> EXERCISE
Look at every line of the material and count the ones holding the word "JSON". The answer is the number only.

> GIVEN ENTRIES
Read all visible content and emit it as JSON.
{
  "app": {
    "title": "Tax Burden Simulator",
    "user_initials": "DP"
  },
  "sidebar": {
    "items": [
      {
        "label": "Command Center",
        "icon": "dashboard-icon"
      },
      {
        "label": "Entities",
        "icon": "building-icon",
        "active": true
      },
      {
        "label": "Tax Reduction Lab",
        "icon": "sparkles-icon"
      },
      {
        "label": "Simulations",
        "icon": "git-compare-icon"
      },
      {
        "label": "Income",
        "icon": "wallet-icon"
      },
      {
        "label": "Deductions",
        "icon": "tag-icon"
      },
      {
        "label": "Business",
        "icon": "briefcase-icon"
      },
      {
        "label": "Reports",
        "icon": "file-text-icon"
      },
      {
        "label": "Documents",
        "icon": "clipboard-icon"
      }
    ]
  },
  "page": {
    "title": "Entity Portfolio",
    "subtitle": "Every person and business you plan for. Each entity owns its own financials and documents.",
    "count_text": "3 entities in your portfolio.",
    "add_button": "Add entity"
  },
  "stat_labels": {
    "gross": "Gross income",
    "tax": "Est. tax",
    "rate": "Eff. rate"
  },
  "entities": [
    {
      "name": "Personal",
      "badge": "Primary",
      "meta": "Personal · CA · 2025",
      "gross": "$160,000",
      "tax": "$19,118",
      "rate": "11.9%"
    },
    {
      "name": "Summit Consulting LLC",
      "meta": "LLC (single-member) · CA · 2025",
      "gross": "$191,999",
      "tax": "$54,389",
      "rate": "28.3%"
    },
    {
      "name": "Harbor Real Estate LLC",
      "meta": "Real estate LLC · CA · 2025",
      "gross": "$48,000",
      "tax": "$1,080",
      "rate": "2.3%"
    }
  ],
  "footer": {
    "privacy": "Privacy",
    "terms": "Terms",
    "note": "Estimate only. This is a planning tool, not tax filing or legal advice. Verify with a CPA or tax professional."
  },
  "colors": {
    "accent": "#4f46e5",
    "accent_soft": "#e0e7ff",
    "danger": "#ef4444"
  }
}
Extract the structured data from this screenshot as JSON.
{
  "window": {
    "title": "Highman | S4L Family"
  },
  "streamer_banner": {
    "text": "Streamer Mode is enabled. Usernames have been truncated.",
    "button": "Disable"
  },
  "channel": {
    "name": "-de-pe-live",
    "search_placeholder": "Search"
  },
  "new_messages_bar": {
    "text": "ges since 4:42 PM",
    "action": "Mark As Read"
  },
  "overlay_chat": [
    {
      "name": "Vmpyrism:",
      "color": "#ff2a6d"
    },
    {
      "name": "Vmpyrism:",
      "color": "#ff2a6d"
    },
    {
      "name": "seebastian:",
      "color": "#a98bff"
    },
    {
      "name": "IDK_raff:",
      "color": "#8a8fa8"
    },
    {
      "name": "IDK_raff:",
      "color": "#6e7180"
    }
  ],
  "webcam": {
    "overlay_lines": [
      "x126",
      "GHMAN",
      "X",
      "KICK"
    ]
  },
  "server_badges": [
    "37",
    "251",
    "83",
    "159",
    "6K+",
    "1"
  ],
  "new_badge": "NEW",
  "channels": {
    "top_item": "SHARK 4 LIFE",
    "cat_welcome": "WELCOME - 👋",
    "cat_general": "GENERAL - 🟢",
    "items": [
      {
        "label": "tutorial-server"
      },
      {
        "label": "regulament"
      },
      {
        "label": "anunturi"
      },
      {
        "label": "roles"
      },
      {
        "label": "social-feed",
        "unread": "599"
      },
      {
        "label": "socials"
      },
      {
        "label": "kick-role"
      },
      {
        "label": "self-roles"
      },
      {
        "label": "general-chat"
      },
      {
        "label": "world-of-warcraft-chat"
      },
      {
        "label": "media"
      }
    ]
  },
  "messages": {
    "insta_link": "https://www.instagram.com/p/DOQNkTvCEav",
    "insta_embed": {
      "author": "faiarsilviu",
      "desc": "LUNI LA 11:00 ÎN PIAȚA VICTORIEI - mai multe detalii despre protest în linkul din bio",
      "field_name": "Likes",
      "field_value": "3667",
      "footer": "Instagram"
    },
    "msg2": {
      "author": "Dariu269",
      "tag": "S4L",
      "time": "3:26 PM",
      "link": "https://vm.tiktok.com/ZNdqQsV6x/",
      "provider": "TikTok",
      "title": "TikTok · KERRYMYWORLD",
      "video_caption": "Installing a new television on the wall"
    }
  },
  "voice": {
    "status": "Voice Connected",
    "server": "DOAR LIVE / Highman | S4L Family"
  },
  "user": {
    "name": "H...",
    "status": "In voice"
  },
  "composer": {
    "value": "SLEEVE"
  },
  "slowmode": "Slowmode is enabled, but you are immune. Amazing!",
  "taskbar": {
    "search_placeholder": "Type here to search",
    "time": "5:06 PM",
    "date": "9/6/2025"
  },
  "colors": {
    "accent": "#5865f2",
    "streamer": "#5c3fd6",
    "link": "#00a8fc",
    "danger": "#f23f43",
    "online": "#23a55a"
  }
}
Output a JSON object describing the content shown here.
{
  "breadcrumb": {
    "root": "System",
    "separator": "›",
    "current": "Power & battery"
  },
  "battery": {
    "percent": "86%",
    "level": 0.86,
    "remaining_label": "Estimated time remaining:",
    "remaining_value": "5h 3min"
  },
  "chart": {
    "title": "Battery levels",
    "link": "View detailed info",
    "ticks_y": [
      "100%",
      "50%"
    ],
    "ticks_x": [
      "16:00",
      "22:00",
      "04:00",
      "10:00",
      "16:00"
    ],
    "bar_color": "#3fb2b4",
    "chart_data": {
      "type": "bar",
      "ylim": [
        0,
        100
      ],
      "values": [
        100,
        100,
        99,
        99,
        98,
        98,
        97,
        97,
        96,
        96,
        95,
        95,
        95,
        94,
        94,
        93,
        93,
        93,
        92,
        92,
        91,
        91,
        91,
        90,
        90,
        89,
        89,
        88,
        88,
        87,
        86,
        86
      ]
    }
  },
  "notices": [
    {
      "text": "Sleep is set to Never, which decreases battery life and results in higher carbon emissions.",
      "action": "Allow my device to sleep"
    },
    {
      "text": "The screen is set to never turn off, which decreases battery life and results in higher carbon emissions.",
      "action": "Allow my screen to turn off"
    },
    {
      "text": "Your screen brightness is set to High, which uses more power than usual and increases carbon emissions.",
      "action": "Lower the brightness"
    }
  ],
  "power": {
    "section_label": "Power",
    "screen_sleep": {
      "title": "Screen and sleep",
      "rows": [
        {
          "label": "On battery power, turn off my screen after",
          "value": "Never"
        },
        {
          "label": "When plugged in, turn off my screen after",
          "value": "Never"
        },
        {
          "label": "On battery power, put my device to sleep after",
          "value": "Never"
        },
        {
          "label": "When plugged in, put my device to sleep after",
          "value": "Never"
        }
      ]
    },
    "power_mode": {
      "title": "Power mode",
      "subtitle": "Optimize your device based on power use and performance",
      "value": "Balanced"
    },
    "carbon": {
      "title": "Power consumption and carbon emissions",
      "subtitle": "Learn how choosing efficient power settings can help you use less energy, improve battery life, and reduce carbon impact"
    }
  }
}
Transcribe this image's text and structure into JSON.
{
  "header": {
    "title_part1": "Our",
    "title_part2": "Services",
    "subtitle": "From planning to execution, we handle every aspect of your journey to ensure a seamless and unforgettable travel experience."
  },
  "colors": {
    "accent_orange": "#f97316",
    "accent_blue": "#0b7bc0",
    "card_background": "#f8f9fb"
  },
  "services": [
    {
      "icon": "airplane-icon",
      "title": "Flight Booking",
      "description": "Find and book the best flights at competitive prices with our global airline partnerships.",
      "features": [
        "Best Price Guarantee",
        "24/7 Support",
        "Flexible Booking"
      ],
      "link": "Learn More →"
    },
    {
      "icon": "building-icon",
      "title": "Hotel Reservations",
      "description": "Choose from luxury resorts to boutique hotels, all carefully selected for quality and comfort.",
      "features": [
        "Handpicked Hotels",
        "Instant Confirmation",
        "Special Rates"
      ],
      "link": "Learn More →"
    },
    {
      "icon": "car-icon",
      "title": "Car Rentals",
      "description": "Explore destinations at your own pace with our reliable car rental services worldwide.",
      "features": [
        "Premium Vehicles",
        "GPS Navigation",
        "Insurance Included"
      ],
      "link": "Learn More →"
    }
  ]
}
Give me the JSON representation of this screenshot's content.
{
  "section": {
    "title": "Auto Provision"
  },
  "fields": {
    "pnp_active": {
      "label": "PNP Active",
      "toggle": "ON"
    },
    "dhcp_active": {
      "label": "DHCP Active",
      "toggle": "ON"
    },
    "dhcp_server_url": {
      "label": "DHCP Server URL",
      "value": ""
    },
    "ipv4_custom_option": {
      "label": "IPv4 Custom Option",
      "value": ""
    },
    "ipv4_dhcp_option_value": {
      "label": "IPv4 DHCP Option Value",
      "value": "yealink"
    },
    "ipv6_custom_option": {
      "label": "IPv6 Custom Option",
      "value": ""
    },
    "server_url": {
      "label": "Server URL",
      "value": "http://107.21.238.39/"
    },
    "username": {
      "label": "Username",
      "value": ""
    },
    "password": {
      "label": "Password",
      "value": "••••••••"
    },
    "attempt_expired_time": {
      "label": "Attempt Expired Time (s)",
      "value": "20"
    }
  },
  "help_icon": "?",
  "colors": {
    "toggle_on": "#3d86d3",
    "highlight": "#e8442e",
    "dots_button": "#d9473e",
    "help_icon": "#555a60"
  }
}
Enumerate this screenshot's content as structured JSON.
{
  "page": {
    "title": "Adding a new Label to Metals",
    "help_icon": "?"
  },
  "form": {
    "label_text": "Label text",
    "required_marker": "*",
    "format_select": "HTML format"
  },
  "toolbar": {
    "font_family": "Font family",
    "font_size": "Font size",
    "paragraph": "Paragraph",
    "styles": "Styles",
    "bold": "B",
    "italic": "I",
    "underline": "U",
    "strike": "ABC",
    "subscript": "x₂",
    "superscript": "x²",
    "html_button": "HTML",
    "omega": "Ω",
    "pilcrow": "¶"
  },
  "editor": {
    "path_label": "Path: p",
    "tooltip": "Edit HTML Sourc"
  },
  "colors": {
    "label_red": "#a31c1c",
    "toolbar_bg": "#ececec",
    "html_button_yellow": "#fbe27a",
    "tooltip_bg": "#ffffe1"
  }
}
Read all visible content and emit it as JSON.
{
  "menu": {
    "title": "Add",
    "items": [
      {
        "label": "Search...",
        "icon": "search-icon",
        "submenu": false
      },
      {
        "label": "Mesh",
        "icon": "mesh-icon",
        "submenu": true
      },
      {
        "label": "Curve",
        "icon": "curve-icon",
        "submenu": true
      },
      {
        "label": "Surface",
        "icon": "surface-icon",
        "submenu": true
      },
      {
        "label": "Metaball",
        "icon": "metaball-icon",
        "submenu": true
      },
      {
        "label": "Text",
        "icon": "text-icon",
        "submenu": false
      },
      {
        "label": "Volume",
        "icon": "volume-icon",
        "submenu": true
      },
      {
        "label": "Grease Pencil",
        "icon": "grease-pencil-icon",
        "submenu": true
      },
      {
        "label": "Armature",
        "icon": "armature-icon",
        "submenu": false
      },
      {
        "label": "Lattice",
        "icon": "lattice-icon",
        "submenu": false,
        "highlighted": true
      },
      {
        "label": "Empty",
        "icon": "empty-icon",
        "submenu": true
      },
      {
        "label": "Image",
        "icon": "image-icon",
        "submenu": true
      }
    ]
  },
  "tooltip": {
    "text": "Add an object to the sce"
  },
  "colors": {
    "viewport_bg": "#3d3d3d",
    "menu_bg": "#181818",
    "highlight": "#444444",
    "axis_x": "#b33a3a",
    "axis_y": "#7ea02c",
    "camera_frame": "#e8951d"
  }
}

> SOLUTION FOR THIS PROBLEM
7